Department or Program



Case rates of rotavirus, the leading viral cause of severe acute diarrhea in children under the age of 5, have been steadily declining in countries that have had access to effective mitigation strategies. In children experiencing nutritional insecurity, however, there is a significant decrease in vaccine efficacy. With vaccination and oral rehydration remaining the only rotavirus interventions (preventative and clinical) in place, significant inquiry is required to make antiviral treatment a reality. The NSP4 protein in rotavirus is a viroporin responsible for disturbing the stability of the rough ER membrane of epithelial cells, forming pores that disrupt calcium ion homeostasis. This viral pathway is a prime candidate for target in antiviral drug design, both because of its critical nature towards the function and replication of rotavirus and the myriad of preexisting drugs that block ordinary calcium ion channels. As the Banks lab and its collaborators continue to develop targeted antiviral drugs, an analytical review of existing, FDA-approved ion channel blockers that may cross-react with NSP4 is necessary to determine biophysical drug characteristics that are favorable for inhibiting this protein. After performing an extensive literature review, we selected amlodipine, diltiazem, and verapamil as calcium channel blockers to analyze as NSP4 antagonists. We utilized planar lipid bilayer electrophysiology to determine the binding kinetics and efficacy of selected viroporin inhibitors in lipid bilayer. In addition, we will assess the ability of computational modeling systems to confirm these findings.

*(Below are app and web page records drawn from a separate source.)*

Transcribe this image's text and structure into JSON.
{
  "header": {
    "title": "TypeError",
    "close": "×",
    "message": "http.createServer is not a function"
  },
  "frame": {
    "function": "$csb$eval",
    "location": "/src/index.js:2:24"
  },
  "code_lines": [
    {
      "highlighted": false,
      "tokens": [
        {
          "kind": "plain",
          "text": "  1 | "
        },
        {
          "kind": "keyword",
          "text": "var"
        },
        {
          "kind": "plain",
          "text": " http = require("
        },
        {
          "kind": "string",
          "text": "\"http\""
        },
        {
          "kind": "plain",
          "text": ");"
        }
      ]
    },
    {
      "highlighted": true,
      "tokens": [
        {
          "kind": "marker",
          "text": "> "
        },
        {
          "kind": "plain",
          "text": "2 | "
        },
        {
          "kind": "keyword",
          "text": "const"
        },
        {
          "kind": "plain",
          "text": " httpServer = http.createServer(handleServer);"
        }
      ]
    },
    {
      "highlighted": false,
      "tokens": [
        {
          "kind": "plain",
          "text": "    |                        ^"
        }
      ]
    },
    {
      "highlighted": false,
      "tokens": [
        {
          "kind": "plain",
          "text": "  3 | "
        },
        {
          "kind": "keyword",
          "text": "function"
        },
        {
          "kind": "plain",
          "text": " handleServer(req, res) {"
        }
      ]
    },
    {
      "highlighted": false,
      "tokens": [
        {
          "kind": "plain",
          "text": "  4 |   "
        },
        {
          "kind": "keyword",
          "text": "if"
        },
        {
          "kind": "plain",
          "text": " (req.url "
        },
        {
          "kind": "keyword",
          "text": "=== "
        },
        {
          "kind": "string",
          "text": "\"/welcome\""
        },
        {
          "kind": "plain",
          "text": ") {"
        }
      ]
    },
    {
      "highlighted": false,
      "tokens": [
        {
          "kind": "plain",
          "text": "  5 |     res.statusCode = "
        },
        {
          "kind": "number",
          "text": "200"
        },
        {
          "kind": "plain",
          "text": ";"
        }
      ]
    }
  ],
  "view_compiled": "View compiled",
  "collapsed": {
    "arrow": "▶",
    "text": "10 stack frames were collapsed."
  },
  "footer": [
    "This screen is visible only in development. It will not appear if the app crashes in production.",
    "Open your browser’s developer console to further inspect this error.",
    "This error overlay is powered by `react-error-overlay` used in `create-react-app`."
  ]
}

Level of Access

Open Access

First Advisor

Banks, Lori

Date of Graduation


Degree Name

Bachelor of Science

Number of Pages


Open Access

Available to all.